## Problem description
What you return must match the records below exactly, down to each character.

────

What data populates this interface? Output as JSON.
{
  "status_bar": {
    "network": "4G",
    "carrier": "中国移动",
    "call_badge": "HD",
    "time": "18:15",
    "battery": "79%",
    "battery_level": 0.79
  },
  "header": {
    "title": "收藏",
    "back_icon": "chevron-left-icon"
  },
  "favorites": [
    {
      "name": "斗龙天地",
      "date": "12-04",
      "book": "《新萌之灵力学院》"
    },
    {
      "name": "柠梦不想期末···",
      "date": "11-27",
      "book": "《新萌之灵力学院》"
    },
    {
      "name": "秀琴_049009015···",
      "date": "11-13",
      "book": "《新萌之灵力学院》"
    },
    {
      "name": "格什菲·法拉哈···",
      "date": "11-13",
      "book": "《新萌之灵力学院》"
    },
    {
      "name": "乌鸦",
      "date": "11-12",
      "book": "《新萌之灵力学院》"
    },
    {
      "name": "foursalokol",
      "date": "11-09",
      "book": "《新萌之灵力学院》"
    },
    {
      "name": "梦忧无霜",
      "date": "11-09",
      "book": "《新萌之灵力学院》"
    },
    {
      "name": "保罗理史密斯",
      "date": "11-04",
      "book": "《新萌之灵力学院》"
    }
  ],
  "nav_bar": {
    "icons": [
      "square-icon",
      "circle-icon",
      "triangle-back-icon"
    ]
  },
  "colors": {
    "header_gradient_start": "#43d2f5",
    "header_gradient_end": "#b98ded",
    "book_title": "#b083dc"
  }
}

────

## Task result
What data populates this interface? Output as JSON.
{
  "status_bar": {
    "network": "4G",
    "carrier": "中国移动",
    "call_badge": "HD",
    "time": "18:15",
    "battery": "79%",
    "battery_level": 0.79
  },
  "header": {
    "title": "收藏",
    "back_icon": "chevron-left-icon"
  },
  "favorites": [
    {
      "name": "斗龙天地",
      "date": "12-04",
      "book": "《新萌之灵力学院》"
    },
    {
      "name": "柠梦不想期末···",
      "date": "11-27",
      "book": "《新萌之灵力学院》"
    },
    {
      "name": "秀琴_049009015···",
      "date": "11-13",
      "book": "《新萌之灵力学院》"
    },
    {
      "name": "格什菲·法拉哈···",
      "date": "11-13",
      "book": "《新萌之灵力学院》"
    },
    {
      "name": "乌鸦",
      "date": "11-12",
      "book": "《新萌之灵力学院》"
    },
    {
      "name": "foursalokol",
      "date": "11-09",
      "book": "《新萌之灵力学院》"
    },
    {
      "name": "梦忧无霜",
      "date": "11-09",
      "book": "《新萌之灵力学院》"
    },
    {
      "name": "保罗理史密斯",
      "date": "11-04",
      "book": "《新萌之灵力学院》"
    }
  ],
  "nav_bar": {
    "icons": [
      "square-icon",
      "circle-icon",
      "triangle-back-icon"
    ]
  },
  "colors": {
    "header_gradient_start": "#43d2f5",
    "header_gradient_end": "#b98ded",
    "book_title": "#b083dc"
  }
}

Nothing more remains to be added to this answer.